The prime minister and premiers have agreed to a mandatory code of conduct for commercial tenancies to be legislated across all states and territories.

It does not apply to residential tenants.

The rules will apply to commercial tenancies where the tenant or landlord is eligible for the JobKeeper payment and has a turnover of $50 million or less.

Landlords must not evict tenants and will have to lower commercial rents in line with the company’s falling revenue.

Tenants must not break the lease under the new rules.

Residential rental agreements will be dealt with separately by individual jurisdictions.

Asked about the option of mediation, which is available for commercial tenancies, Prime Minister Scott Morrison said it was a matter for the states and territories.

“[The] mandatory code will apply to tenancies where the tenant or landlord is eligible for the JobKeeper program.

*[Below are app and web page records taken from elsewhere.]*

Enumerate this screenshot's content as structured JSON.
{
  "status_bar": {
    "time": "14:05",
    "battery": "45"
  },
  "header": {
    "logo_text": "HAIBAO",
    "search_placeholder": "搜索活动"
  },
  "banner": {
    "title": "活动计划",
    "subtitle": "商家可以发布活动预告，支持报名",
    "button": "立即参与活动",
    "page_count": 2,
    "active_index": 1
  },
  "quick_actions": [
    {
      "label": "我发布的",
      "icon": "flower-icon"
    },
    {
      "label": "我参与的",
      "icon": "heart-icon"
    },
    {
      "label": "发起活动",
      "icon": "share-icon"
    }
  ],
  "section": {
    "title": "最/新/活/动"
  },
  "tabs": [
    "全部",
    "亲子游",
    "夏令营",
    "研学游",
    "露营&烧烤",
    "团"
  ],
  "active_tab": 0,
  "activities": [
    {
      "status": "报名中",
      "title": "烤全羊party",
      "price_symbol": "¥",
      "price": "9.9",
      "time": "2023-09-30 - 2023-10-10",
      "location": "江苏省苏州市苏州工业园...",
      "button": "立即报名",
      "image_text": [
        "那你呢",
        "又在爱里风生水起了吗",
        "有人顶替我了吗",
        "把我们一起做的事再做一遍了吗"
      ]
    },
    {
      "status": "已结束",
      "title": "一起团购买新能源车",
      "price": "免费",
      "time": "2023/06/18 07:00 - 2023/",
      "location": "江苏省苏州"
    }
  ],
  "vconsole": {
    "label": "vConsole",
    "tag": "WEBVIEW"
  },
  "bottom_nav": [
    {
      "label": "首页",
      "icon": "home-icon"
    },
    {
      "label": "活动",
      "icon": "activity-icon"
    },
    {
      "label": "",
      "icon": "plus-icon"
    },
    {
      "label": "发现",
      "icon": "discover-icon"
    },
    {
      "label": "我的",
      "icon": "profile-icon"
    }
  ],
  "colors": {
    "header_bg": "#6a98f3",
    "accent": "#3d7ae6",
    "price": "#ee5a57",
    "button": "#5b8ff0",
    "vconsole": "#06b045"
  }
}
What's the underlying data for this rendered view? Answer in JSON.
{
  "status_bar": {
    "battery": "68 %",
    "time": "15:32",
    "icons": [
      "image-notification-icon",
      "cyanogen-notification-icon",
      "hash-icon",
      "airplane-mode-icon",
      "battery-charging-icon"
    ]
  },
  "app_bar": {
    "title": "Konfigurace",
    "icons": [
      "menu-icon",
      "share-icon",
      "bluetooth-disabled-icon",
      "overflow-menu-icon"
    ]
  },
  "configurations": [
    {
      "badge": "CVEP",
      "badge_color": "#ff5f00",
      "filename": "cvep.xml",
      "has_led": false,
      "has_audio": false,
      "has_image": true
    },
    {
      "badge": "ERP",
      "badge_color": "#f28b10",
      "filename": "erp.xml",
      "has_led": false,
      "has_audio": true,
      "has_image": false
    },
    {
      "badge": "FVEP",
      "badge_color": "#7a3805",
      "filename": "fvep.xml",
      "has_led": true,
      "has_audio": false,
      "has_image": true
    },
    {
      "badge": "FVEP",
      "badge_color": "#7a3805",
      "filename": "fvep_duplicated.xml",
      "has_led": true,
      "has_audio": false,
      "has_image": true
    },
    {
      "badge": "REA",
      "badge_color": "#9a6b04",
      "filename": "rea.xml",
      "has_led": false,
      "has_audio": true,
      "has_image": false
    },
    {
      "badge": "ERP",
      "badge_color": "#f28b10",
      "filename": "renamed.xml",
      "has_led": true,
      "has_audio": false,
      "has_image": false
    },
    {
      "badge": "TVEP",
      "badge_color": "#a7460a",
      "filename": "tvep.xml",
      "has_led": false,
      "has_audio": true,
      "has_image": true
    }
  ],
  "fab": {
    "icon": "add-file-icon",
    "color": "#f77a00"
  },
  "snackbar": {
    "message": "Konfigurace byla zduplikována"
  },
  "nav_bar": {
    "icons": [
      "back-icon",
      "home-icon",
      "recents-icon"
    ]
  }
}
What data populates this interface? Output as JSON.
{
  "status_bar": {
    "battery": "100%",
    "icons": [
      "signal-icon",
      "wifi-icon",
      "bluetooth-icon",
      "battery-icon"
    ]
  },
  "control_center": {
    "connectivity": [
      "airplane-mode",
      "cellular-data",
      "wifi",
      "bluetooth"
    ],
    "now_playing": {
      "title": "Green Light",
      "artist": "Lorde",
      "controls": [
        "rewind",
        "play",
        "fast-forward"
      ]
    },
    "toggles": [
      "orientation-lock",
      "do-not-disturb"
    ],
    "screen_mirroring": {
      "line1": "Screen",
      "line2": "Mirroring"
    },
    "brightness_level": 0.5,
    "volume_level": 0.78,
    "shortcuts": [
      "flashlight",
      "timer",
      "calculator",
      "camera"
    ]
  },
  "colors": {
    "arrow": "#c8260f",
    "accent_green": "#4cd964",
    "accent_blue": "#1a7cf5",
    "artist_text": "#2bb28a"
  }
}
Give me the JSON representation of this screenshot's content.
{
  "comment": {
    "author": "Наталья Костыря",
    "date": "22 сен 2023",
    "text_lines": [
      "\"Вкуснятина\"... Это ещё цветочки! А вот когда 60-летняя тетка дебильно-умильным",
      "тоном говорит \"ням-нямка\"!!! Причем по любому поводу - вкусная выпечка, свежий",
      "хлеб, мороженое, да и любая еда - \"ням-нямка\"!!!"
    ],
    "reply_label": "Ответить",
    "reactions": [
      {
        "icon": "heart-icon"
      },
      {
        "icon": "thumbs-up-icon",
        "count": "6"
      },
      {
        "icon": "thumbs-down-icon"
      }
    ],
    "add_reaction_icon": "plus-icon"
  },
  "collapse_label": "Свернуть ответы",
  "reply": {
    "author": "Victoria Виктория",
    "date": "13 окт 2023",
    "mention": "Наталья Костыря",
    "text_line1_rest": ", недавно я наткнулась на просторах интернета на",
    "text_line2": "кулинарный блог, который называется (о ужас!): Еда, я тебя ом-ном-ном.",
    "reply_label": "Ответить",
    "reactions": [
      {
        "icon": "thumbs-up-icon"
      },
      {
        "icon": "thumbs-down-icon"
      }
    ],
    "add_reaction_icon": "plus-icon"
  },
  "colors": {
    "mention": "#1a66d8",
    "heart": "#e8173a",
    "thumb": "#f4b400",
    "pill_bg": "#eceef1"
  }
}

So that defines a a tenant or landlord who would be in a position of distress, where they have a turnover of 50 million or less.
Earlier on Tuesday, Finance Minister Mathias Cormann indicated landlords who supported tenants in financial distress because of coronavirus would be offered land tax relief.

Political leaders largely agreed with the strategy, but industry figures proved much harder to convince.

Senator Cormann said there were a range of competing interests at play.

“Depending on whether you are the landlord or the tenant, your interests are obviously not necessarily aligned,” he told Sky News.

“We would say they should be in this context, and there should be scope for landlords and tenants to work through these issues with each other constructively, given the circumstances.

“That’s sometimes easier said than done.”

Senator Cormann said the code of conduct would include scope for landlords who “do the right thing” during the COVID-19 crisis to receive land tax relief or deferral.

“We are trying to do our bit, providing the right incentives along the way,” the minister said.

“But we do also expect that landlords will do the right thing in relation to those tenants who are in financial distress.”

The prime minister has already announced a six-month moratorium on evictions for people in financial distress and hardship.

The tenants’ union has argued governments need to step in to facilitate rent relief.

Read part of the prime minister’s announcement on Tuesday on commercial tenancies:

“So the code is designed to support those small and medium sized enterprises, be they a tenant or indeed a landlord. The code brings together a set of good faith leasing principles. Landlords must not terminate the lease or draw on a tenant’s security. Likewise, tenants must honour the lease. Landlords will be required to reduce risk proportionate to the trading reduction in the tenant’s business over the course of the pandemic period through a combination of waivers of rent and deferrals of rent.
“Waivers of rent must account for 50% at least of the reduction in the rent provided to the tenant during that period. And deferrals must be covered over the balance of the lease term, and in no less period than 12 months…
“[So] if the lease only has another six months to run, the tenant would have a minimum of 12 months after the pandemic period in order to cover the deferrals of the rental payments. The arrangements will be overseen through a binding mediation process, all of this will be run by the states and the territories”: Source: ABC

-AAP